What can we do? As teachers? Stand up and take a stand against the assumption of knowledge. SHOW the administrators that students NEED to learn the technology by giving basic computer skills evaluation tests! Nothing proves like numbers! Then, tie those numbers to an experimental course offered pro bono after school. Watch the students' scores soar! Does this work? You betcha! I do it every single semester for my students. As parents? Shut off the music, the movies, and the pictures! Locate that instruction manual that came with the computer and LEARN WHAT YOU OWN! Then, teach your children! When do I do this? On rainy days and during school breaks. Sure, it takes time. Sure, it can be frustrating. But if parents and teachers do not come together on this issue and simply allow the rampant introduction of the newest technology JUST BECAUSE it's new, then we must also assume some of the responsibilities of falling scores and lower education in the American public.

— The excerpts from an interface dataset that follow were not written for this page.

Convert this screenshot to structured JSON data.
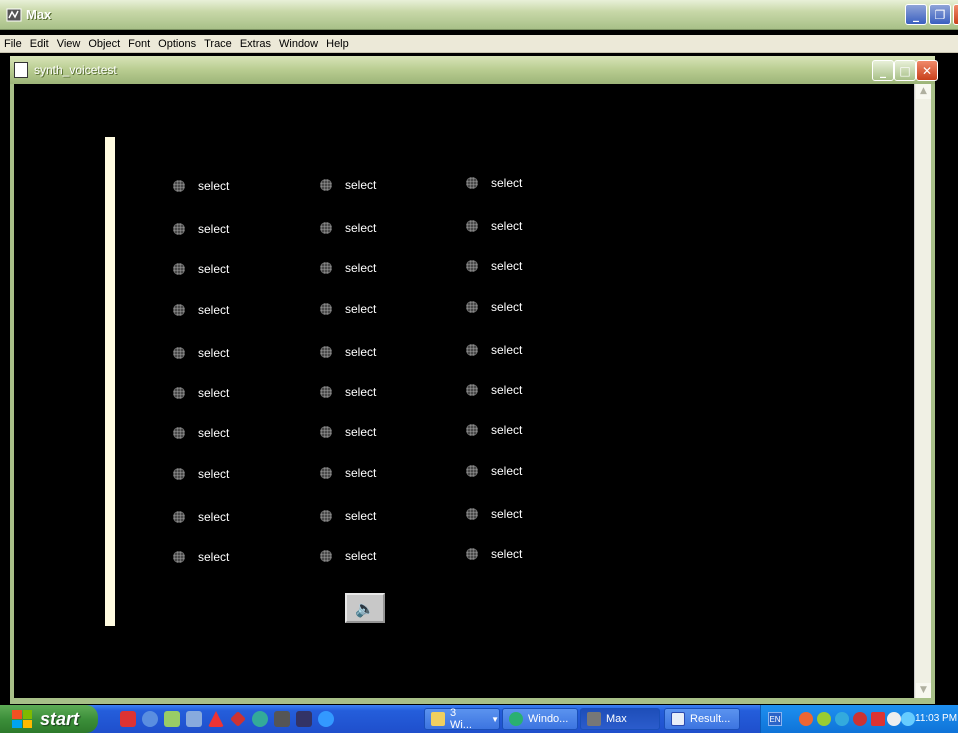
{
  "app": {
    "title": "Max",
    "menu": [
      "File",
      "Edit",
      "View",
      "Object",
      "Font",
      "Options",
      "Trace",
      "Extras",
      "Window",
      "Help"
    ]
  },
  "patcher": {
    "title": "synth_voicetest",
    "select_objects": {
      "label": "select",
      "rows": 10,
      "columns": 3
    },
    "speaker_icon": "speaker-icon"
  },
  "taskbar": {
    "start_label": "start",
    "tasks": [
      {
        "label": "3 Wi...",
        "icon": "folder-icon"
      },
      {
        "label": "Windo...",
        "icon": "media-icon"
      },
      {
        "label": "Max",
        "icon": "max-icon",
        "active": true
      },
      {
        "label": "Result...",
        "icon": "word-icon"
      }
    ],
    "tray_lang": "EN",
    "clock": "11:03 PM"
  }
}
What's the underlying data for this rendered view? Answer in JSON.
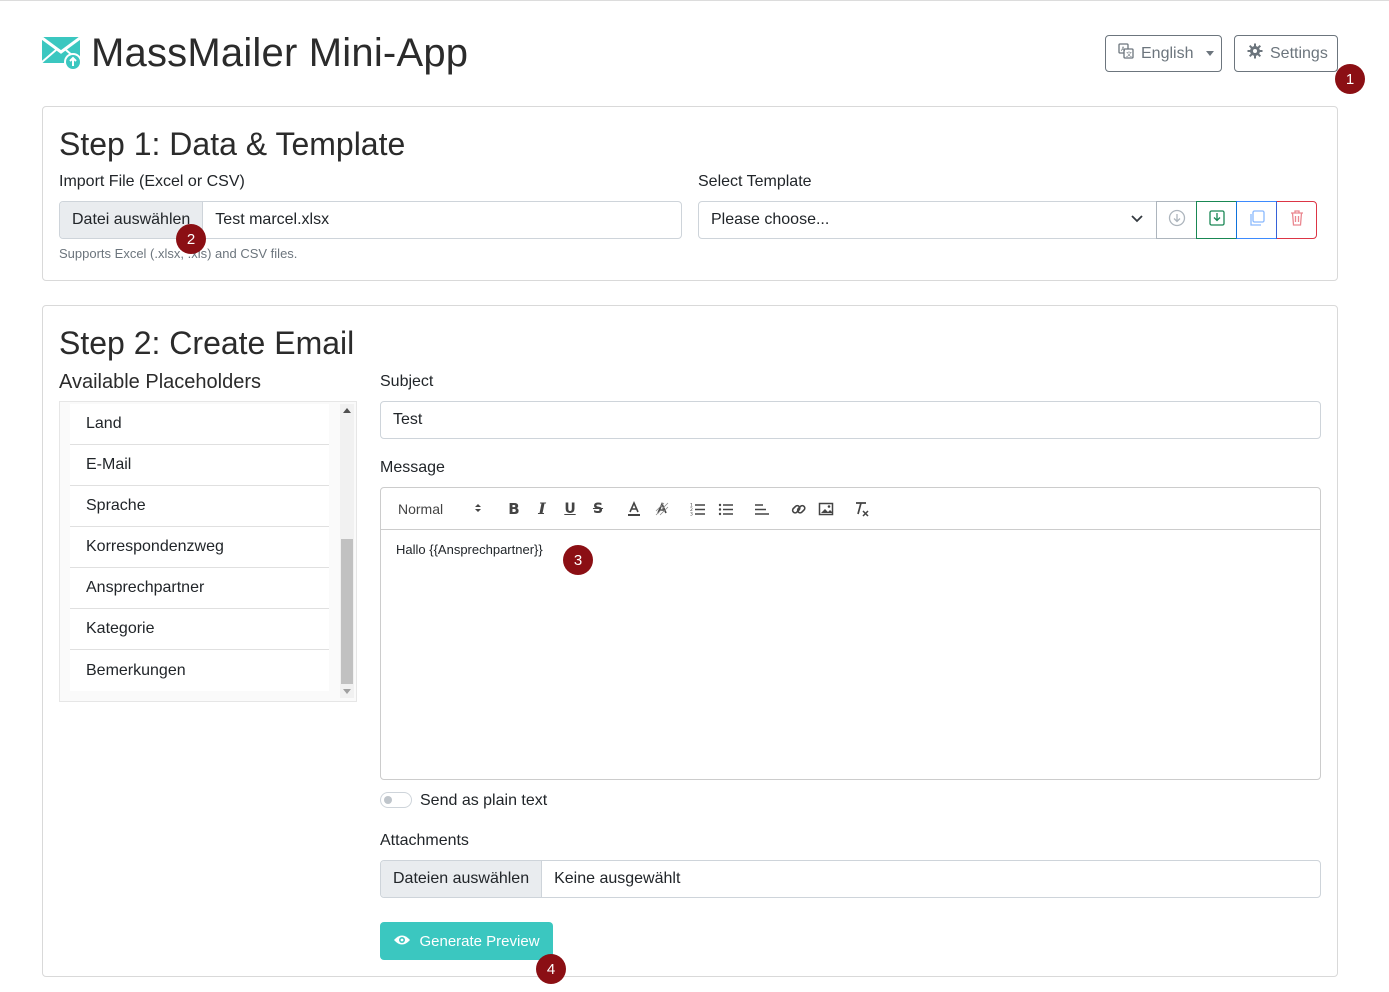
{
  "header": {
    "title": "MassMailer Mini-App",
    "language_label": "English",
    "settings_label": "Settings"
  },
  "step1": {
    "title": "Step 1: Data & Template",
    "import_label": "Import File (Excel or CSV)",
    "file_button": "Datei auswählen",
    "file_name": "Test marcel.xlsx",
    "help_text": "Supports Excel (.xlsx, .xls) and CSV files.",
    "template_label": "Select Template",
    "template_value": "Please choose..."
  },
  "step2": {
    "title": "Step 2: Create Email",
    "placeholders_title": "Available Placeholders",
    "placeholders": [
      "Land",
      "E-Mail",
      "Sprache",
      "Korrespondenzweg",
      "Ansprechpartner",
      "Kategorie",
      "Bemerkungen"
    ],
    "subject_label": "Subject",
    "subject_value": "Test",
    "message_label": "Message",
    "format_select": "Normal",
    "message_body": "Hallo {{Ansprechpartner}}",
    "plain_text_label": "Send as plain text",
    "attachments_label": "Attachments",
    "attachments_button": "Dateien auswählen",
    "attachments_value": "Keine ausgewählt",
    "preview_button": "Generate Preview"
  },
  "badges": [
    "1",
    "2",
    "3",
    "4"
  ],
  "colors": {
    "badge": "#8b0f14",
    "primary_button": "#3bc7c0",
    "logo": "#3bc7c0"
  }
}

Edutopia Consulting Online Editor

Conquering the Digital Divide

Was this helpful?
+1

The digital divide is a serious issue. You can read the Edutopia blog post, The Digital Divide Within: Creating a Level Playing Field for All Students. Also, School2Home is an innovative national program that brings 1:1 education to urban schools.

I hope you find these resources helpful. : )
Rebecca

College writing and communications teacher

Thank you!

Was this helpful?
+1

Rebecca, thanks for this! I've added the School2Home page to my favorites and will explore it more thoroughly this weekend. I also caught up on the blogs and added my own to the discussion there. All resources are helpful! :)

Senior Manager of Video Programming, Production, & Curation at Edutopia

New resource page for Digital Divide

Was this helpful?
0

I'm very excited to have just published a new Digital Divide Resource Roundup here on Edutopia.org.

You'll find brand new articles and blogs with the latest information, resources from the archives, and a list of links to outside organizations that have to do with the digital divide in all its complexity.

Let me know what you think!

Edutopia Consulting Online Editor

re: Digital Divide Resources

Was this helpful?
0

Thanks, for sharing, Amy!

Edutopia Community: As you look through the Digital Divide Resource Roundup, please share with us your thoughts and ideas on how you might use them at your schools and in your classrooms.

Best,
Rebecca
Edutopia

intermediate classroom teacher, previously HoF for Art and Technology

I have often asked the

Was this helpful?
0

I have often asked the question of myself, do I measure digital challenges from my own limitations? I am reasonably capable with new technology as I type this with my IPAD2 and use my Interactive whiteboard in the classroom, but how frustrated do the students feel as they see me fumble away in absolute ignorance as they identify simpliar methods and short cuts as I go. I see them frustrated and fingers twitching as they want to hit the shortcut buttons on the keyboard and shout out when I can't find hidden tools in the whiteboard menu. But watch me go with my board markers and pencil when I sit down and demonstrate approaches to problem solving!
My wife can drive her car with great skill and understanding but ask her what is under the bonnet and she wouldn't have a clue! Many men would think it appalling that this is the case, as we were brought up with this knowledge, often forced upon us by our fathers. This was the case with early understanding of computers, with the need to use programming language. I remember as a child spending hours trying to get the computer to draw a line or create a pattern. The next stage was having to reload software packages every time I answered a computer generated message asking me if I wanted to delete something!
Modern software allows kids to experiment without the fear that they will break it and experiment they will!
We just need to get the latest equipment and software in front of them and offer them the support materials and encouragement for them to use it. Just like the pen and paper was a move forward from the chalk and chalkboard, so IT is for many of our kids.

see more see less